It’s likely you have an alcohol addiction if you’re unable to control drinking, develop heavy drinking, think about it often, feel unable to face the day without it, and people who care about you are concerned about how you drink.

If you experience anxiety, low mood, shaking, and other physical symptoms when withdrawing, then you might have developed a physical dependency, which requires treatment.

How is alcoholism assessed?

A healthcare professional or addiction expert can assess you for alcohol use disorder. They’ll use the DSM-5 diagnostic tool to do this.

The assessment explores how much you drink, how often, how it affects your mental and physical health, whether you’re able to control your alcohol use,  whether you have built up a tolerance, what withdrawal symptoms you experience, and how alcohol affects your life in general.

Does private health insurance cover the cost of rehab?

In some cases, private health insurance does cover the cost of rehab.
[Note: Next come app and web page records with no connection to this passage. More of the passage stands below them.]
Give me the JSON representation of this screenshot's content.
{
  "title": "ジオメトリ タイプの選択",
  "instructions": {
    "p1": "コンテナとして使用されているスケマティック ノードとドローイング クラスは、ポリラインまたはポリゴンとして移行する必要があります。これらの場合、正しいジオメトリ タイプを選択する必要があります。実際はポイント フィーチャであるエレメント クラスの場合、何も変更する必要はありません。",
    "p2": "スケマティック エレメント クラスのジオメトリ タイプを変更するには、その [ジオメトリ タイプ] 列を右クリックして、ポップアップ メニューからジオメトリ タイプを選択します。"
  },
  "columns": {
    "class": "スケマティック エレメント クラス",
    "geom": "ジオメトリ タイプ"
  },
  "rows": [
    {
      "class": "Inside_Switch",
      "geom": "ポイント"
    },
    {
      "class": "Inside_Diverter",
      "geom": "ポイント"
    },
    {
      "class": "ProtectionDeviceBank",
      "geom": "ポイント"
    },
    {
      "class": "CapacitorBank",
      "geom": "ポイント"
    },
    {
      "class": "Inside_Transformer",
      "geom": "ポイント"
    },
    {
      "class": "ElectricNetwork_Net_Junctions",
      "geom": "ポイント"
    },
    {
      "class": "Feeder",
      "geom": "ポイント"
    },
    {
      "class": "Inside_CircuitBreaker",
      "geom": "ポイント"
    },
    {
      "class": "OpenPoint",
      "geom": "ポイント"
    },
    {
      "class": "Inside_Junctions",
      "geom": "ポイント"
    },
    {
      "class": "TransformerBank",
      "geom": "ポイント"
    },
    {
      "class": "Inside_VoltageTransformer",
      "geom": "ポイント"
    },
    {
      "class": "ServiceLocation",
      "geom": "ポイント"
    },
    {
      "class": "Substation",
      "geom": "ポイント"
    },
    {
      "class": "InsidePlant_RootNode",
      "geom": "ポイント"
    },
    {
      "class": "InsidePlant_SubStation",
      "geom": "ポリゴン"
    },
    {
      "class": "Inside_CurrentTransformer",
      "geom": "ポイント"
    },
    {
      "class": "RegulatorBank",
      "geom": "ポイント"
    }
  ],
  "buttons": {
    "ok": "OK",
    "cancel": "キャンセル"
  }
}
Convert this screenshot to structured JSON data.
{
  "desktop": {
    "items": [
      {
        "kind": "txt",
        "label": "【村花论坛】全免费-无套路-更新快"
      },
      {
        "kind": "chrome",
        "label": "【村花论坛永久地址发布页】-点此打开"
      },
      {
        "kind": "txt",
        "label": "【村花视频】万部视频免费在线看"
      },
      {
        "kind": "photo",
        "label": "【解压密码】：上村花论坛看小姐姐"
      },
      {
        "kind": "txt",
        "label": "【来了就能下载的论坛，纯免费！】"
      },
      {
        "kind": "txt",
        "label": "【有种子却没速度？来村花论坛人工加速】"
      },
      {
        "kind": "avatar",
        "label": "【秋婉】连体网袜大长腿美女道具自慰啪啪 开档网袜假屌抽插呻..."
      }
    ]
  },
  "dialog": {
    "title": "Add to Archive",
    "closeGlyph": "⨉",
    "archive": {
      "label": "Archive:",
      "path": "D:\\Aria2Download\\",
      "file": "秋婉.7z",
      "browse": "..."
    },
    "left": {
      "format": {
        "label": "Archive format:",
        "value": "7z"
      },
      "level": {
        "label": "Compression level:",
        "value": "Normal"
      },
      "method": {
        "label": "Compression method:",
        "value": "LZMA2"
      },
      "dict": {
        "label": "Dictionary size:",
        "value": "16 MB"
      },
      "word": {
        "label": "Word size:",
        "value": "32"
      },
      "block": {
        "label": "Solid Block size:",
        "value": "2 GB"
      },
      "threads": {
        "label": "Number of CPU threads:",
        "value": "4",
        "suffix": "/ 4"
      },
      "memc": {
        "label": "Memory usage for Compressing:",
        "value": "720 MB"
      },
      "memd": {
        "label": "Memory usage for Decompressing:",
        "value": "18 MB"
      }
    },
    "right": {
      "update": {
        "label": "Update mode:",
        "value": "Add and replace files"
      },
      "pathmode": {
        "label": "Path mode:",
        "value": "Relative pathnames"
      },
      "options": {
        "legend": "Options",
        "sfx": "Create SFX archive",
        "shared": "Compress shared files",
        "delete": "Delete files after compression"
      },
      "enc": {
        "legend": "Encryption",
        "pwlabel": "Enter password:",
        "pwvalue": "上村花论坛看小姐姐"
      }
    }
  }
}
You’ll need to check what your policy states in relation to addiction coverage.

It’s important to bear in mind that claiming on your insurance is likely to increase your future premiums.